The H.J. Heinz Company says it sells about 11 billion of its nine gram ketchup packets every year.
We were directed to examine ketchup packets by Marketplace listener Kali den Heijer for the latest installment of our series, "I've Always Wondered." Den Heijer asked: "I've always wondered how they decided to make ketchup packets the size that they are."
Because, of course, one is never enough.
Which is only one of many problems, author Rich Cohen points out. "You can't open them, and you gotta use your teeth, and you squeeze it out, and you never get enough, and it gets all over your hands," he says. "Also, once in a while somebody drops one of those things, and you step on it square. And you ruin someone's day."
In other words, there's a bigger question here: Why are ketchup packets so awful? Cohen thinks his Grandpa Ben played a role.
Ben Eisenstadt ran a diner across from the Brooklyn Naval Yard in the 1930s and 40s. It boomed during World War II, then went bust when all the sailors went home. Time for a new business.
"And he had this idea that he should package tea," Cohen says.
Eisenstadt worked in a tea-packing plant as a kid, and knew how the machines worked. He bought a machine to make tea bags, installed it in the empty diner and quickly found that this had been a terrible idea. Too much competition.
"So he didn't know what to do," Cohen says. "He's sort of out of money, completely out of ideas. And he goes out to a meal, at Cookie's in Brooklyn, with my Grandma Betty. And he's like 'What am I gonna do? What am I gonna do?' And she says, 'Why don't you package sugar?'"
She had worked with Ben in the diner, cleaning up the bowls people had dipped spoons into. Gross. Eisenstadt re-configured the tea bag machine to make sugar packets. It was the first modern food-service packet. Later, he packaged other things: duck sauce, soy sauce. (Still later, he invented the artificial sweetener Sweet and Low and became rich, a story Cohen tells in his book "Sweet and Low: A Family Story.")
Choen's theory: "The Platonic form of all the packets is that original tea-bagging machine, turned into a sugar machine, in the Cumberland Diner."
People who have worked in the food-service-packet-engineering world for decades say this is as good a theory as any. They confirm Eisenstadt invented the sugar packet, and that was the first one. The size could be a remnant.
Descendants of Grandpa Ben's tea-bag machine now churn out up to 8,000 ketchup packets a minute in the Red Gold factory near Indianapolis. Red Gold has packed tomatoes since 1942. Later, the company expanded into ketchup.

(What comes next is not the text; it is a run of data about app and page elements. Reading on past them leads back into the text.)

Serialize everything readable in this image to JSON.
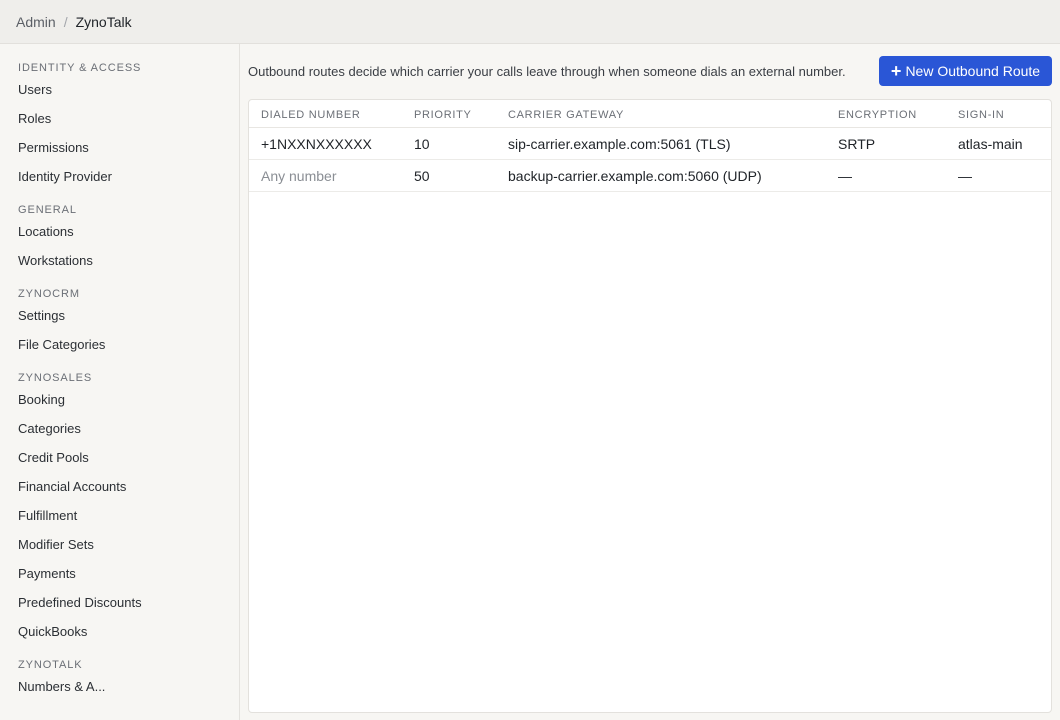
{
  "breadcrumb": {
    "root": "Admin",
    "separator": "/",
    "current": "ZynoTalk"
  },
  "sidebar": {
    "groups": [
      {
        "title": "IDENTITY & ACCESS",
        "items": [
          "Users",
          "Roles",
          "Permissions",
          "Identity Provider"
        ]
      },
      {
        "title": "GENERAL",
        "items": [
          "Locations",
          "Workstations"
        ]
      },
      {
        "title": "ZYNOCRM",
        "items": [
          "Settings",
          "File Categories"
        ]
      },
      {
        "title": "ZYNOSALES",
        "items": [
          "Booking",
          "Categories",
          "Credit Pools",
          "Financial Accounts",
          "Fulfillment",
          "Modifier Sets",
          "Payments",
          "Predefined Discounts",
          "QuickBooks"
        ]
      },
      {
        "title": "ZYNOTALK",
        "items": [
          "Numbers & A..."
        ]
      }
    ]
  },
  "main": {
    "description": "Outbound routes decide which carrier your calls leave through when someone dials an external number.",
    "new_button": {
      "icon": "plus-icon",
      "label": "New Outbound Route"
    },
    "table": {
      "columns": [
        "DIALED NUMBER",
        "PRIORITY",
        "CARRIER GATEWAY",
        "ENCRYPTION",
        "SIGN-IN"
      ],
      "rows": [
        {
          "dialed": "+1NXXNXXXXXX",
          "priority": "10",
          "gateway": "sip-carrier.example.com:5061 (TLS)",
          "encryption": "SRTP",
          "signin": "atlas-main"
        },
        {
          "dialed": "Any number",
          "priority": "50",
          "gateway": "backup-carrier.example.com:5060 (UDP)",
          "encryption": "—",
          "signin": "—"
        }
      ]
    }
  },
  "colors": {
    "accent": "#2a56d6",
    "muted_text": "#8a8e94"
  }
}
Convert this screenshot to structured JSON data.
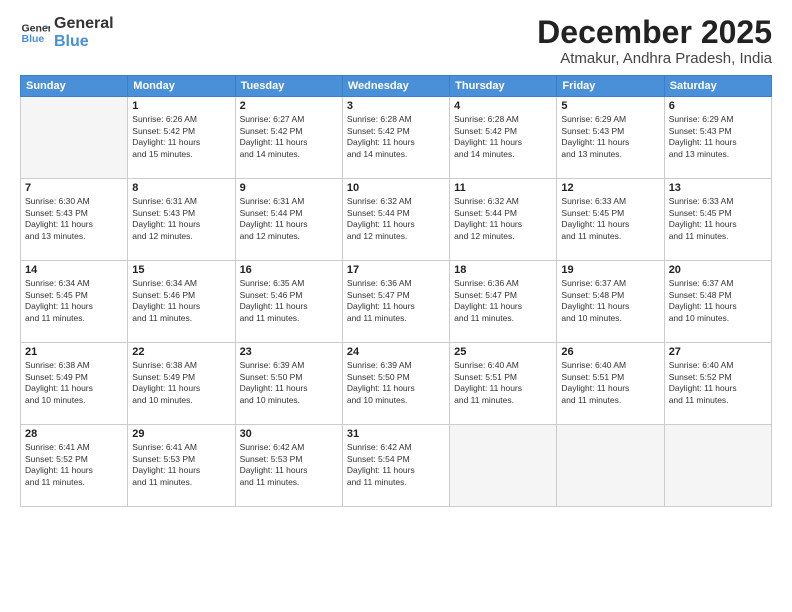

Dave Halt came in 17 years ago to help crack the food-service market. He asked customers what they wanted.
"It became very clear that they wanted to buy their ketchup packets in a particular size," Halt says. "[I] still haven't quite figured out how they decided that nine grams is the size that was needed."
Red Gold offers seven- and 11-gram packets, but there's very little demand.
Cost is another consideration: Keeping moisture and oxygen from getting in, and keeping highly-acidic ketchup from eating its way out isn't easy, or cheap.
"The actual cost of the package is really more than the nine grams of ketchup that's inside," Halt says.
It's not that nobody has tried to design a better ketchup packet.
"There was a time when McDonald's was hiring every designer under the sun," says Jeremy Alexis. He worked for one of those design firms. This was about 12 years ago. McDonald's wanted innovation and improvements.
So, the way designers do, Jeremy and the others spent a lot of time observing exactly how people used McDonald's products. That meant riding around with moms-on-the-go, getting drive-thru while they're on the phone.
"And at the same time," he says, "the kids would be yelling, 'I want the food now! I need it now!' So they'd be handing the food back all at the same time."
Alexis and his colleagues brought a lot of new packet designs to McDonald's leadership. He says it was "like lambs being led to the slaughter," because the new packet would cost more. McDonald's gives ketchup packets away; each one might cost a nickel, and this is a nickel and dime business.
Then in 2010, after years of effort, Heinz actually did introduce a new ketchup packet. The Dip and Squeeze was three times larger than typical packets and boasted an easier-to-use design."Old ketchup packet heads for trash" the Wall Street Journal declared at the time.
Nope. The packet costs more than three times as much to make. Operators worry teenage clerks would still pass them out by the handful.